[What is being asked]
Count every line below that contains "Methyladenosine", then state the total with no other output.

+---+

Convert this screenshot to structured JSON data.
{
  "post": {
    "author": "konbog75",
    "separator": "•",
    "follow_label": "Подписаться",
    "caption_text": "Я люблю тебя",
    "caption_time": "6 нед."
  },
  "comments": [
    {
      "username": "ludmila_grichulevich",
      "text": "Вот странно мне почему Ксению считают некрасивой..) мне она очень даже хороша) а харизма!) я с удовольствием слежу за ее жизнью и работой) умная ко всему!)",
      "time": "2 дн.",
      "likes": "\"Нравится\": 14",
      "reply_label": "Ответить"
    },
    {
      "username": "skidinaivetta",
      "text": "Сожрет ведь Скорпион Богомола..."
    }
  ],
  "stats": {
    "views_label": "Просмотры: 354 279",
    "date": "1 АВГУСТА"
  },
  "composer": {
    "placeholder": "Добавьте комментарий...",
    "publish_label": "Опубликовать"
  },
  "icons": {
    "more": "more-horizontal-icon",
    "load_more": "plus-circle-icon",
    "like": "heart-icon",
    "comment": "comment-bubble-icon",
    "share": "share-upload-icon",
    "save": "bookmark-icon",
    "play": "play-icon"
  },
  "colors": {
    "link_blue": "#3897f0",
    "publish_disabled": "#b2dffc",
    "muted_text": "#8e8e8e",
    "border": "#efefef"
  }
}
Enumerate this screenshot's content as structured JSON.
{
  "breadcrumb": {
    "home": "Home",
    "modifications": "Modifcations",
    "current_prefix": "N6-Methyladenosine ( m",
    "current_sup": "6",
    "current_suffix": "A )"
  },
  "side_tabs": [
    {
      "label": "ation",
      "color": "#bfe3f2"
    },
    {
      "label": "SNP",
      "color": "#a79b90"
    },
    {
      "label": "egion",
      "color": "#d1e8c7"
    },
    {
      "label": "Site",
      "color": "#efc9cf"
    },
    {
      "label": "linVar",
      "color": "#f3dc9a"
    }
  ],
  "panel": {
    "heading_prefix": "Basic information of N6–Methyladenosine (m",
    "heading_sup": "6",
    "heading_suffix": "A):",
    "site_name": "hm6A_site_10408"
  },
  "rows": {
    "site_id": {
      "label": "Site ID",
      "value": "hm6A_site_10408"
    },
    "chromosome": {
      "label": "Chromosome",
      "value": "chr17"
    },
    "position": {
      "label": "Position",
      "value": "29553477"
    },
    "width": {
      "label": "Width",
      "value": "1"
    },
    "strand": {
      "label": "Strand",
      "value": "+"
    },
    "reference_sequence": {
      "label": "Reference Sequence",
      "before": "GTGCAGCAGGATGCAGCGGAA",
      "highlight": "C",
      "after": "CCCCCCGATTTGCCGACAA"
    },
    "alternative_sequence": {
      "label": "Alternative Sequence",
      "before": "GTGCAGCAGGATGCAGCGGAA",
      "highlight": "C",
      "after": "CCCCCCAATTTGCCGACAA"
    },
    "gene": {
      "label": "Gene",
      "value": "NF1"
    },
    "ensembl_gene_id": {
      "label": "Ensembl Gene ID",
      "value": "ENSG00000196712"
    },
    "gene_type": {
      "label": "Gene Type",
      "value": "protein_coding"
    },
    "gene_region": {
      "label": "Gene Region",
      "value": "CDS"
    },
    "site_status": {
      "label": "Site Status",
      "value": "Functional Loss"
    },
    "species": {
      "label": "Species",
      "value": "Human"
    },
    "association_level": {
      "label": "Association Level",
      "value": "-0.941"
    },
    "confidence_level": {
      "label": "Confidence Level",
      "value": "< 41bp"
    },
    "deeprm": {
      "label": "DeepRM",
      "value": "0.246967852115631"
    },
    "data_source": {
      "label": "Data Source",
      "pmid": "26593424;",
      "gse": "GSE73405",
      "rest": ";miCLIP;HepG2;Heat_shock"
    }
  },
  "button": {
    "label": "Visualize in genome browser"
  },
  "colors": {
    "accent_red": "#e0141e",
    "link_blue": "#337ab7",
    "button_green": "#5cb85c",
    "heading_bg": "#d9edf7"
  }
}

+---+

[Problem solution]
2